Repetition, Repetition: Another way to reinforce authorial choice and to teach students to be aware of how an author might be focusing their attention in very specific ways, is to attend to repetitions in a short story.  Ask you students to track repeated words, phrases, or images in a story.  Why are they there?  What are they supposed to communicate to you?  Students are occasionally resistant to this idea, but a good way to affirm that these repetitions are not simply an accident made by an inattentive author is to have your students remove them from the text and replace them with variations.  What is lost in the communication and content of the story if you remove the repetition(s)?

Round Table Reading: For short stories, you might have students read the story aloud and ask them to comment on the variations. They have never failed to make excellent observations, which, of course, gives me an opportunity to applaud their ability to read and encourage them that they can do this with everything they read.
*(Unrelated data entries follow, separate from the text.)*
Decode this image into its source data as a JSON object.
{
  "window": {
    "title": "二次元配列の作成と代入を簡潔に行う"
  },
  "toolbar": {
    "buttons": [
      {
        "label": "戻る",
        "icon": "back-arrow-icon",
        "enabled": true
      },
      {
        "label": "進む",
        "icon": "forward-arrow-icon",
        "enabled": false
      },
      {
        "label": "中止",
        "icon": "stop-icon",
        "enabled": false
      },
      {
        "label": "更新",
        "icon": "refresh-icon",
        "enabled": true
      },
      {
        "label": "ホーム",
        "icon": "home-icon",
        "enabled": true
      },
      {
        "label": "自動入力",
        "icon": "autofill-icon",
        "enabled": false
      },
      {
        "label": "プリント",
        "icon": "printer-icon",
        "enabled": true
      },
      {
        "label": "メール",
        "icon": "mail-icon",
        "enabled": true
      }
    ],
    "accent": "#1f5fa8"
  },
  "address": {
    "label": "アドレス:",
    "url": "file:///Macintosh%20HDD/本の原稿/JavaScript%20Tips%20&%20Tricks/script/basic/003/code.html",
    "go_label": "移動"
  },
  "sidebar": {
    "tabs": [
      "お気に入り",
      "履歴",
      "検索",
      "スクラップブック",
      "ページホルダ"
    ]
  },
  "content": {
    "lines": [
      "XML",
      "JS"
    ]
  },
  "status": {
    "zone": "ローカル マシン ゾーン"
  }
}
This is also a nice way of getting students to discuss what they like in a good story—not just plot, but how the story is told. [L. Sweeney]

Significant Quotes: Ask students to bring in passages or quotes that deserve attention in discussion. They should have reasons why the quote is important and what it might signify.  Often several students bring in the same quote and this is a great opportunity for discussing notions of individual reader responses vs. inherently poignant moments in the text. This is a great activity to do since it 1) requires very little time of the students, but also guides their reading of the text; 2) provides you with 20 launches for discussion if you need them; 3) can be used as proof that your students are doing your homework (you can collect them, or randomly call on people to present them, or have them share in groups); and 4) close reading is one of the best tools they can cultivate as they improve their interpretative reading skills and prepare to write persuasive essays. This activity can also be easily adapted: consider asking them to bring in single words they find significant or quotations they believe to be controversial.

Surprise! Epiphany: Short stories often contain some kind of revelation or significant turning point in a character’s thought and/or action. This moment of realization is a major, defining attribute of the short story genre. Although students will be familiar with the idea, they may be unfamiliar with the term, so take some time to define what an epiphany is and how it works in literature. Then ask them to look for the epiphanic moment in a particular text. When and why does it occur? What changes because of it?  It’s often useful to ask students to select the specific sentence where they believe the epiphany occurs. Make the students support their choice with argument: How does their sentence show change?  Is it internal, external, or both? What kind of change is it? Ultimately, the most important question is not “Which sentence is the exact epiphany?” (although that does trick them into close reading), but rather why does it occur and what is its result? This is a nice lead-in for discussing the conclusion of a story.

Teaching Interpretation through a ParablePDF iconThis lesson plan introduces the concept of “interpretation.” It is a very short reading of “the parable of the elephant and the blind men,” which is well-known in several Eastern religions. [K. Budruweit]

Tone: As with poetry, tone is a particularly tricky element of literature for our students to understand.  To help students arrive at a definitions of a story’s tone more organically that just asking what mood the story creates or what emotions it draws out, as them to come up with a list of things they might associate with a short story, however vaguely.  These things could be songs, other stories they’ve read, characters from TV or movies, people they know, etc.  (I find this activity works particularly well if you narrow their associations to songs.)  For each item they list, they should identify what motivates the association in their minds and what feeling or quality each represents.  Through these comparisons, students should become better at assessing tone more directly.